Caltech Researchers Use Individually Controlled Alkaline-Earth Atoms to Achieve Entanglement
A team of quantum physicists at Caltech demonstrated that they can use individually controlled alkaline-earth atoms to achieve a hallmark of quantum computing: entanglement. This seemingly paradoxical phenomenon occurs when two atoms remain intimately connected even when separated by vast distances. Entanglement is essential to quantum computers because it enables the computers’ internal “switches,” known as qubits, to be correlated with each other and to encode an exponential amount of information.
“Essentially, we are breaking a two-qubit entanglement record for one of the three leading quantum science platforms: individual neutral atoms,” says Manuel Endres, an assistant professor of physics and leader of the Caltech team. Endres is also a member of one of three new quantum research institutes established by the National Science Foundation’s (NSF’s) Quantum Leap Challenges Institutes program, and a member of one of five new Department of Energy quantum science centers.
“We are opening up a new tool box for quantum computers and other applications,” says Ivaylo Madjarov, a Caltech graduate student and lead author of the new study. “With alkaline-earth atoms, we have more opportunities for manipulating systems and new opportunities for precise manipulation and readout of the system.”
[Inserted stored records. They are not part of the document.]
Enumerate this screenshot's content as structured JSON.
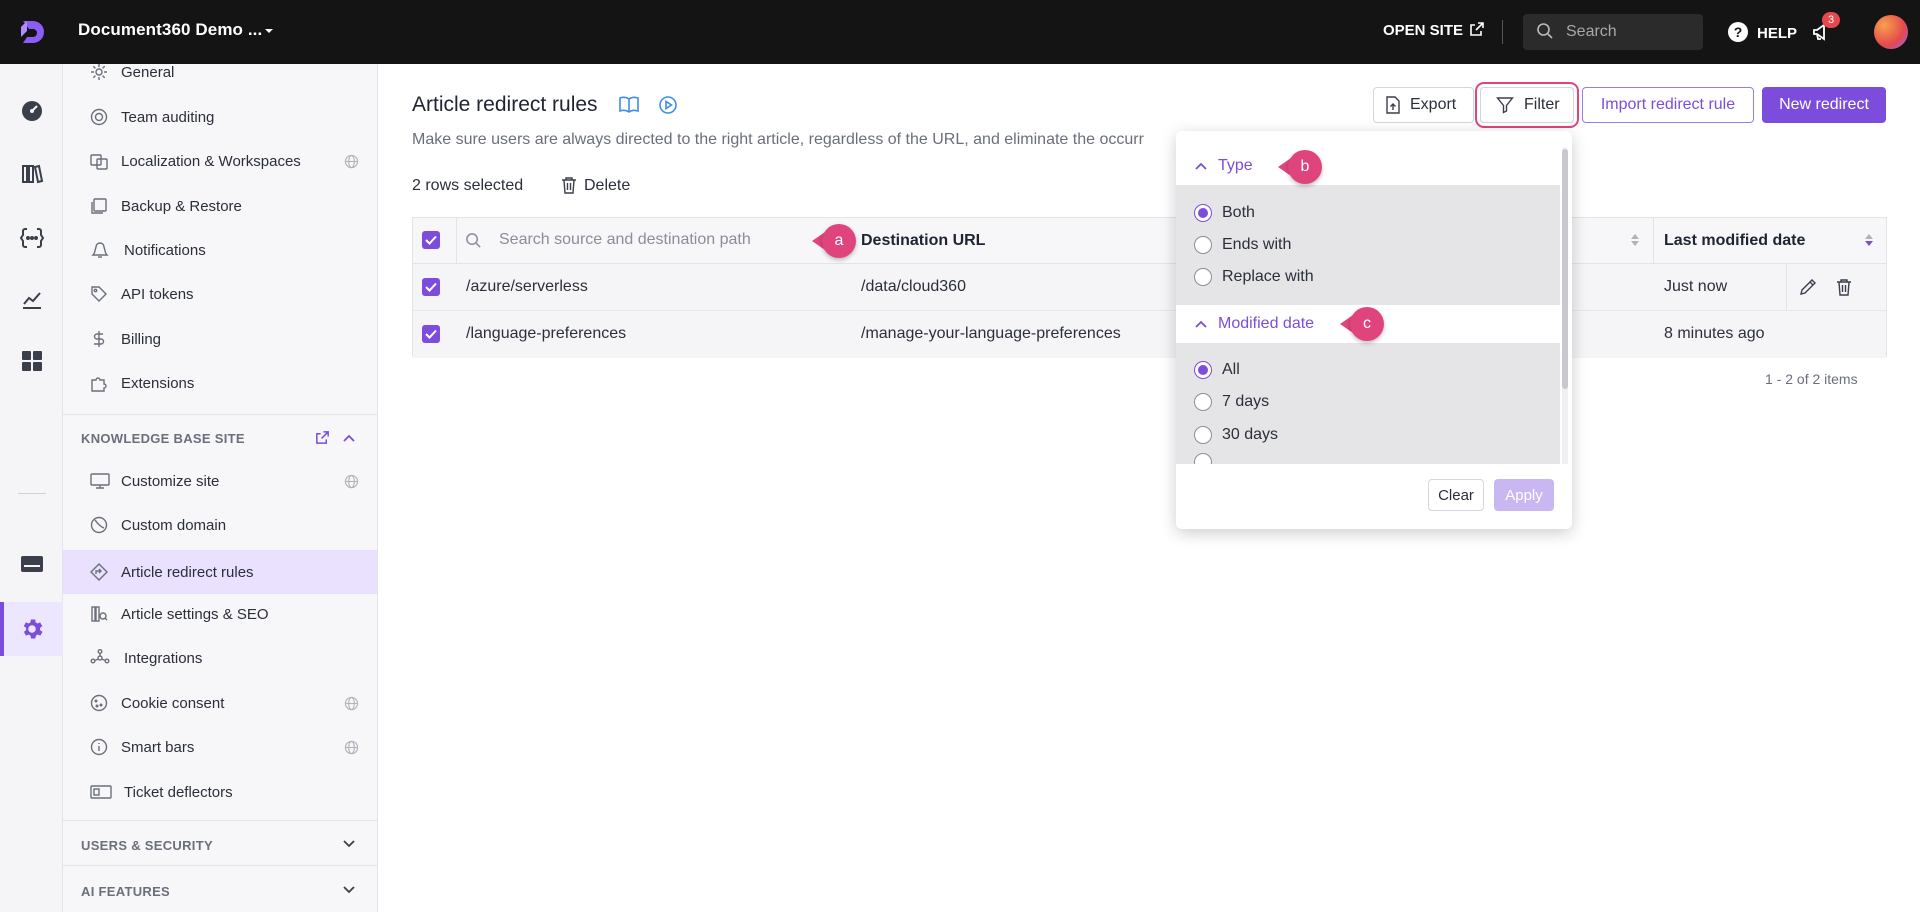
{
  "topbar": {
    "project_name": "Document360 Demo ...",
    "open_site": "OPEN SITE",
    "search_placeholder": "Search",
    "help": "HELP",
    "notification_count": "3"
  },
  "sidebar": {
    "items_top": [
      {
        "label": "General",
        "icon": "gear-icon"
      },
      {
        "label": "Team auditing",
        "icon": "audit-icon"
      },
      {
        "label": "Localization & Workspaces",
        "icon": "localization-icon",
        "globe": true
      },
      {
        "label": "Backup & Restore",
        "icon": "backup-icon"
      },
      {
        "label": "Notifications",
        "icon": "notification-icon"
      },
      {
        "label": "API tokens",
        "icon": "tag-icon"
      },
      {
        "label": "Billing",
        "icon": "dollar-icon"
      },
      {
        "label": "Extensions",
        "icon": "puzzle-icon"
      }
    ],
    "kb_section_title": "KNOWLEDGE BASE SITE",
    "items_kb": [
      {
        "label": "Customize site",
        "icon": "monitor-icon",
        "globe": true
      },
      {
        "label": "Custom domain",
        "icon": "domain-icon"
      },
      {
        "label": "Article redirect rules",
        "icon": "redirect-icon",
        "active": true
      },
      {
        "label": "Article settings & SEO",
        "icon": "seo-icon"
      },
      {
        "label": "Integrations",
        "icon": "integrations-icon"
      },
      {
        "label": "Cookie consent",
        "icon": "cookie-icon",
        "globe": true
      },
      {
        "label": "Smart bars",
        "icon": "info-icon",
        "globe": true
      },
      {
        "label": "Ticket deflectors",
        "icon": "ticket-icon"
      }
    ],
    "users_section_title": "USERS & SECURITY",
    "ai_section_title": "AI FEATURES"
  },
  "main": {
    "title": "Article redirect rules",
    "description": "Make sure users are always directed to the right article, regardless of the URL, and eliminate the occurr",
    "export": "Export",
    "filter": "Filter",
    "import": "Import redirect rule",
    "new_redirect": "New redirect",
    "rows_selected": "2 rows selected",
    "delete": "Delete",
    "table": {
      "search_placeholder": "Search source and destination path",
      "col_destination": "Destination URL",
      "col_modified": "Last modified date",
      "rows": [
        {
          "source": "/azure/serverless",
          "destination": "/data/cloud360",
          "modified": "Just now"
        },
        {
          "source": "/language-preferences",
          "destination": "/manage-your-language-preferences",
          "modified": "8 minutes ago"
        }
      ]
    },
    "paging": "1 - 2 of 2 items"
  },
  "filter_dropdown": {
    "type_title": "Type",
    "type_options": [
      "Both",
      "Ends with",
      "Replace with"
    ],
    "type_selected": "Both",
    "date_title": "Modified date",
    "date_options": [
      "All",
      "7 days",
      "30 days"
    ],
    "date_selected": "All",
    "clear": "Clear",
    "apply": "Apply"
  },
  "callouts": {
    "a": "a",
    "b": "b",
    "c": "c"
  },
  "colors": {
    "accent": "#7c4ddc",
    "callout": "#e0447c",
    "topbar": "#141414"
  }
}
To achieve their goal, the researchers turned to optical tweezers, which are basically laser beams that can maneuver individual atoms. The team previously used the same technology to develop a new design for optical atomic clocks. In the new study, the tweezers were used to persuade two strontium atoms within an array of atoms to become entangled.